Report of condition of batteries at Port Hudson, La., October 24, 1862.
These are located along the bluff at Port Hudson at points commanding extended above and below then, with elevations above the present water line of 85 feet at the highest point and 40 feet at the lowest point.
They are kept in good order generally, but are in some instances equipped with defective implements, which Captain Girard, who has charge of the heavy artillery, tells me can be replaced at the post, the necessity for which was named by me to him. In two instances I noticed carriages and chassis defective, the chassis of one gun being much worn, and the chassis and carriage of another have shrunk, they having been made of timber ot well seasoned. I recombed that these be immediately replaced by others from the arsenal at Jackson.
The water battery is about 45 feet above the present water line of the Mississippi, and is pierced for three guns.
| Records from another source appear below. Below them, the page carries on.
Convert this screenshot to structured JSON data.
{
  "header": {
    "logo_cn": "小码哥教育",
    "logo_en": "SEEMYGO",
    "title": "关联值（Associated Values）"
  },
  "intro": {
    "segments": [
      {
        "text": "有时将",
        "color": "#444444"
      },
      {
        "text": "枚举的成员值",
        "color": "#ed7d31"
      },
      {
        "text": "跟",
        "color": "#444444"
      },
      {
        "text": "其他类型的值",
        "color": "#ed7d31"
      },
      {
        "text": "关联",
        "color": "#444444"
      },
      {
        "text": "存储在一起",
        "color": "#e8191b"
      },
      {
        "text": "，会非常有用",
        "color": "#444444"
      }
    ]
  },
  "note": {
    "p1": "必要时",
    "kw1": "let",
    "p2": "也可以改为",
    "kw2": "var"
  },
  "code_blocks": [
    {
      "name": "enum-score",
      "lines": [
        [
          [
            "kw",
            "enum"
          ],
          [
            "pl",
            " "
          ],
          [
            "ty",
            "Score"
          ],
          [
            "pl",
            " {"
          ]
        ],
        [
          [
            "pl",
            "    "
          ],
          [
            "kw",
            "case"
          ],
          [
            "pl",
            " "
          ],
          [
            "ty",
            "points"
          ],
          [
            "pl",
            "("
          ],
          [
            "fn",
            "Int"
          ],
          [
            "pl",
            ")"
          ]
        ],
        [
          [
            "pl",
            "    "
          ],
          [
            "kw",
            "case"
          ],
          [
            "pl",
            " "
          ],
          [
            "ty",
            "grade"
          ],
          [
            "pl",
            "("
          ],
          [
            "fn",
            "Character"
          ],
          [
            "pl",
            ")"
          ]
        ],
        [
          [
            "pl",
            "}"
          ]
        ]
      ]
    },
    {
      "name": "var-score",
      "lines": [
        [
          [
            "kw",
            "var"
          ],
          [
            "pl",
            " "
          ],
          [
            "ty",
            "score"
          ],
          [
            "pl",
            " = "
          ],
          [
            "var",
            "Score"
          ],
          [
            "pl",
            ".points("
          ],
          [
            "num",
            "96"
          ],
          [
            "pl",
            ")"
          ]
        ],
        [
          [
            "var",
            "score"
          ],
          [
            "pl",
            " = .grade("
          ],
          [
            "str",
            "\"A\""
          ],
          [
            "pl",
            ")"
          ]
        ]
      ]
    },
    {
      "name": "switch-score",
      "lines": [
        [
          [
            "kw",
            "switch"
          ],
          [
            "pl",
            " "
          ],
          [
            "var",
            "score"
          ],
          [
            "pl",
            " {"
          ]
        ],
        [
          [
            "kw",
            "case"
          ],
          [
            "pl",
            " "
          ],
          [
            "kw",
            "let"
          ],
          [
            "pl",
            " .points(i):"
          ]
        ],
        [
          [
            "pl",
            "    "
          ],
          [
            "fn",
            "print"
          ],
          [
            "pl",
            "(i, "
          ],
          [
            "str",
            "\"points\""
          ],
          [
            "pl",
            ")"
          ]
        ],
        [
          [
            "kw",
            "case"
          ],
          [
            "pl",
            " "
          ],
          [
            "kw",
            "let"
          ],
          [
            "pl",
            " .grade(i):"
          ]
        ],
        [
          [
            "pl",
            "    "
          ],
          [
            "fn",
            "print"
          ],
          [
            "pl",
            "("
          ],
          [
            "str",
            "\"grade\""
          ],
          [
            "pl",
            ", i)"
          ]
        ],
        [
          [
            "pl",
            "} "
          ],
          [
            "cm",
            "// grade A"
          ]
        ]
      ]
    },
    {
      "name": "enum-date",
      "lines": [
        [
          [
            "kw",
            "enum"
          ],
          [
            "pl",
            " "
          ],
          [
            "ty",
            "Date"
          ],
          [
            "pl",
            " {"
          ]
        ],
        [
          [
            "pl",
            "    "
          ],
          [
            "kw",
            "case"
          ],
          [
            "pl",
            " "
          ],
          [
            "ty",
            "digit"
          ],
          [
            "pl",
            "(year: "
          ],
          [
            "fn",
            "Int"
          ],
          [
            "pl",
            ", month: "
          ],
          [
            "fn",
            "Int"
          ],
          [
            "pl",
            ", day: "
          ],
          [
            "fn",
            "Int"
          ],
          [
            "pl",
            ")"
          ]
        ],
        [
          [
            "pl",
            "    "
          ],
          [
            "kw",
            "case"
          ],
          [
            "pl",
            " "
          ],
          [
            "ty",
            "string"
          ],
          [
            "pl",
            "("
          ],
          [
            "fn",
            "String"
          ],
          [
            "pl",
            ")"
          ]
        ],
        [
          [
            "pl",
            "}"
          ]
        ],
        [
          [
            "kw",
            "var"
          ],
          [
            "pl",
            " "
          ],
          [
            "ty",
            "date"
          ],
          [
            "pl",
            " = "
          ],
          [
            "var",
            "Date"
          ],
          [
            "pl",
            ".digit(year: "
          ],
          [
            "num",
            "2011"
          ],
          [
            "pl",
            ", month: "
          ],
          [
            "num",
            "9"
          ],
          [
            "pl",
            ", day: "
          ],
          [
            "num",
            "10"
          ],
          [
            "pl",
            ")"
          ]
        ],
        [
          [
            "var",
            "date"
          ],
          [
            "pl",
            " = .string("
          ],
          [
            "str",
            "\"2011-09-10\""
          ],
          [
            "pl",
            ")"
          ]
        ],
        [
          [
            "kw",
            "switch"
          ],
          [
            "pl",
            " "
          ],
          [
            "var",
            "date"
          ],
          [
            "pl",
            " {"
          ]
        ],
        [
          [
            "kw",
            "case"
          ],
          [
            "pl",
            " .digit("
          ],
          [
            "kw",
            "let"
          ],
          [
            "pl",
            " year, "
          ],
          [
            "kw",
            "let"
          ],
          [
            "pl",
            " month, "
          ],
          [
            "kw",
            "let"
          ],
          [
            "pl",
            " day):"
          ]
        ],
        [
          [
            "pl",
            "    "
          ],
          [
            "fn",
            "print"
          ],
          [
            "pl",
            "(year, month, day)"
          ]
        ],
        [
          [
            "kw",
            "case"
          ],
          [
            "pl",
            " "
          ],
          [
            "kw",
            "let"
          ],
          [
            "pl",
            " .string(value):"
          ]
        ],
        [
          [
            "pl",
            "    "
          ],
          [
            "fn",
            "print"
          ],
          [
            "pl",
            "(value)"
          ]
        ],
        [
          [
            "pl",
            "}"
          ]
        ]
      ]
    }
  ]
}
At present but one, a rifled 32-pounder, is mounted.
In one of the lower batteries there is an alternation that I respectfully suggest should be made, which when done will prove of decided advantage. The work referred to here consists of two 24-pounder rifled guns upon siege carriages, each looking through direct embrasures. These are quite narrow, and restrict the field of fire to a line perpendicular to the parapet. I recommend that these be filled and the guns served over the crest.
The most southern of the batteries is for two 24-pounder rifles upon siege carriages. From the formation of the ground the place selected for the upper gun by the engineer officer is elevated above the lower one 6 or 8 feet and not more than 30 feet from it. In serving this upper gun when the enemy's vessels are below the battery and close to it it must be depressed, firing over the lower gun, and thus endangering by concussion the cannoneers to the left and below them. I recommend that this gun be removed to a position more upon a leave with the other one. Brigadier-General Beall spoke of making this change.
These are in good order.
I did not examined the interior of all the magazines, but I did examine enough to satisfy me of the condition in which they are kept. They are dry and clean, but are without ventilation. They are in quite exposed positions, with the entrances to some of them open to the front, so that the enemy's fire, if it do not entirely destroy them, will greatly endanger free ingress and engross. General Beall is having all such changed to more secure positions. The magazine to the water battery is built broadside to the river and has its entrance upstream. This could not be avoided from the character of the bluff. Its entrance should be made more secure by a traverse thrown across it. As this magazine lays under the bluff it will be advantageous to revert the roof with sods or fascines to prevent washing.
The main magazine is located about one-half mile from the river in a